──────── MATERIAL TO PROCESS
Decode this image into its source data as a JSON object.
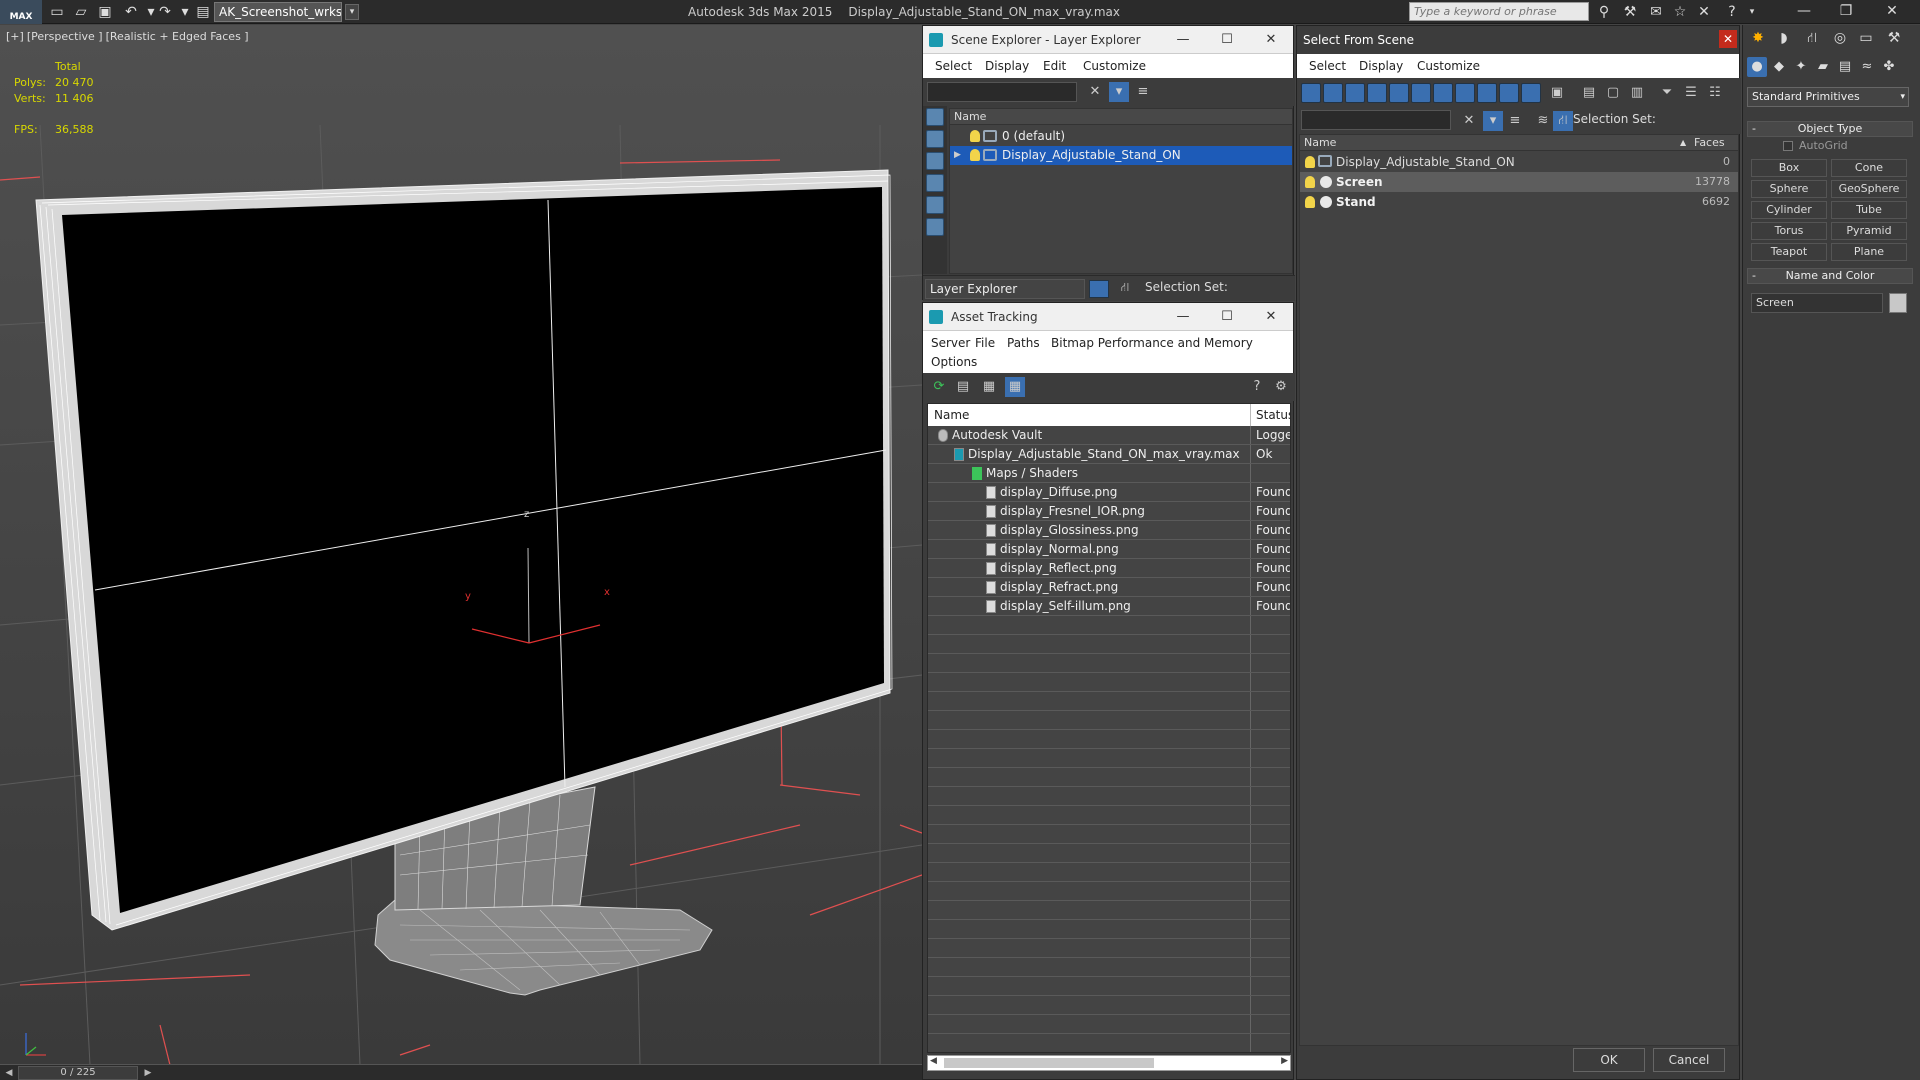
{
  "app": {
    "logo": "MAX",
    "workspace": "AK_Screenshot_wrksp",
    "title": "Autodesk 3ds Max  2015",
    "file": "Display_Adjustable_Stand_ON_max_vray.max",
    "search_placeholder": "Type a keyword or phrase"
  },
  "viewport": {
    "label_parts": [
      "[+]",
      "[Perspective ]",
      "[Realistic + Edged Faces ]"
    ],
    "stats": {
      "total_label": "Total",
      "polys_label": "Polys:",
      "polys_value": "20 470",
      "verts_label": "Verts:",
      "verts_value": "11 406",
      "fps_label": "FPS:",
      "fps_value": "36,588"
    },
    "axis": {
      "x": "x",
      "y": "y",
      "z": "z"
    },
    "time_slider": "0 / 225"
  },
  "scene_explorer": {
    "title": "Scene Explorer - Layer Explorer",
    "menu": [
      "Select",
      "Display",
      "Edit",
      "Customize"
    ],
    "column": "Name",
    "rows": [
      {
        "label": "0 (default)",
        "selected": false
      },
      {
        "label": "Display_Adjustable_Stand_ON",
        "selected": true
      }
    ],
    "footer_dropdown": "Layer Explorer",
    "selection_set_label": "Selection Set:"
  },
  "asset_tracking": {
    "title": "Asset Tracking",
    "menu": [
      "Server",
      "File",
      "Paths",
      "Bitmap Performance and Memory",
      "Options"
    ],
    "columns": {
      "name": "Name",
      "status": "Status"
    },
    "rows": [
      {
        "name": "Autodesk Vault",
        "status": "Logged",
        "indent": 0
      },
      {
        "name": "Display_Adjustable_Stand_ON_max_vray.max",
        "status": "Ok",
        "indent": 1
      },
      {
        "name": "Maps / Shaders",
        "status": "",
        "indent": 2
      },
      {
        "name": "display_Diffuse.png",
        "status": "Found",
        "indent": 3
      },
      {
        "name": "display_Fresnel_IOR.png",
        "status": "Found",
        "indent": 3
      },
      {
        "name": "display_Glossiness.png",
        "status": "Found",
        "indent": 3
      },
      {
        "name": "display_Normal.png",
        "status": "Found",
        "indent": 3
      },
      {
        "name": "display_Reflect.png",
        "status": "Found",
        "indent": 3
      },
      {
        "name": "display_Refract.png",
        "status": "Found",
        "indent": 3
      },
      {
        "name": "display_Self-illum.png",
        "status": "Found",
        "indent": 3
      }
    ]
  },
  "select_from_scene": {
    "title": "Select From Scene",
    "menu": [
      "Select",
      "Display",
      "Customize"
    ],
    "selection_set_label": "Selection Set:",
    "columns": {
      "name": "Name",
      "faces": "Faces"
    },
    "rows": [
      {
        "name": "Display_Adjustable_Stand_ON",
        "faces": "0",
        "selected": false,
        "bold": false
      },
      {
        "name": "Screen",
        "faces": "13778",
        "selected": true,
        "bold": true
      },
      {
        "name": "Stand",
        "faces": "6692",
        "selected": false,
        "bold": true
      }
    ],
    "ok": "OK",
    "cancel": "Cancel"
  },
  "command_panel": {
    "category": "Standard Primitives",
    "object_type_label": "Object Type",
    "autogrid_label": "AutoGrid",
    "primitives": [
      "Box",
      "Cone",
      "Sphere",
      "GeoSphere",
      "Cylinder",
      "Tube",
      "Torus",
      "Pyramid",
      "Teapot",
      "Plane"
    ],
    "name_color_label": "Name and Color",
    "object_name": "Screen"
  },
  "colors": {
    "selection_blue": "#1d5bb8",
    "stats_yellow": "#d8d800",
    "grid_red": "#e05050"
  }
}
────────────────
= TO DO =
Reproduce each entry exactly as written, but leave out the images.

= TASK RESULT =
Decode this image into its source data as a JSON object.
{
  "app": {
    "logo": "MAX",
    "workspace": "AK_Screenshot_wrksp",
    "title": "Autodesk 3ds Max  2015",
    "file": "Display_Adjustable_Stand_ON_max_vray.max",
    "search_placeholder": "Type a keyword or phrase"
  },
  "viewport": {
    "label_parts": [
      "[+]",
      "[Perspective ]",
      "[Realistic + Edged Faces ]"
    ],
    "stats": {
      "total_label": "Total",
      "polys_label": "Polys:",
      "polys_value": "20 470",
      "verts_label": "Verts:",
      "verts_value": "11 406",
      "fps_label": "FPS:",
      "fps_value": "36,588"
    },
    "axis": {
      "x": "x",
      "y": "y",
      "z": "z"
    },
    "time_slider": "0 / 225"
  },
  "scene_explorer": {
    "title": "Scene Explorer - Layer Explorer",
    "menu": [
      "Select",
      "Display",
      "Edit",
      "Customize"
    ],
    "column": "Name",
    "rows": [
      {
        "label": "0 (default)",
        "selected": false
      },
      {
        "label": "Display_Adjustable_Stand_ON",
        "selected": true
      }
    ],
    "footer_dropdown": "Layer Explorer",
    "selection_set_label": "Selection Set:"
  },
  "asset_tracking": {
    "title": "Asset Tracking",
    "menu": [
      "Server",
      "File",
      "Paths",
      "Bitmap Performance and Memory",
      "Options"
    ],
    "columns": {
      "name": "Name",
      "status": "Status"
    },
    "rows": [
      {
        "name": "Autodesk Vault",
        "status": "Logged",
        "indent": 0
      },
      {
        "name": "Display_Adjustable_Stand_ON_max_vray.max",
        "status": "Ok",
        "indent": 1
      },
      {
        "name": "Maps / Shaders",
        "status": "",
        "indent": 2
      },
      {
        "name": "display_Diffuse.png",
        "status": "Found",
        "indent": 3
      },
      {
        "name": "display_Fresnel_IOR.png",
        "status": "Found",
        "indent": 3
      },
      {
        "name": "display_Glossiness.png",
        "status": "Found",
        "indent": 3
      },
      {
        "name": "display_Normal.png",
        "status": "Found",
        "indent": 3
      },
      {
        "name": "display_Reflect.png",
        "status": "Found",
        "indent": 3
      },
      {
        "name": "display_Refract.png",
        "status": "Found",
        "indent": 3
      },
      {
        "name": "display_Self-illum.png",
        "status": "Found",
        "indent": 3
      }
    ]
  },
  "select_from_scene": {
    "title": "Select From Scene",
    "menu": [
      "Select",
      "Display",
      "Customize"
    ],
    "selection_set_label": "Selection Set:",
    "columns": {
      "name": "Name",
      "faces": "Faces"
    },
    "rows": [
      {
        "name": "Display_Adjustable_Stand_ON",
        "faces": "0",
        "selected": false,
        "bold": false
      },
      {
        "name": "Screen",
        "faces": "13778",
        "selected": true,
        "bold": true
      },
      {
        "name": "Stand",
        "faces": "6692",
        "selected": false,
        "bold": true
      }
    ],
    "ok": "OK",
    "cancel": "Cancel"
  },
  "command_panel": {
    "category": "Standard Primitives",
    "object_type_label": "Object Type",
    "autogrid_label": "AutoGrid",
    "primitives": [
      "Box",
      "Cone",
      "Sphere",
      "GeoSphere",
      "Cylinder",
      "Tube",
      "Torus",
      "Pyramid",
      "Teapot",
      "Plane"
    ],
    "name_color_label": "Name and Color",
    "object_name": "Screen"
  },
  "colors": {
    "selection_blue": "#1d5bb8",
    "stats_yellow": "#d8d800",
    "grid_red": "#e05050"
  }
}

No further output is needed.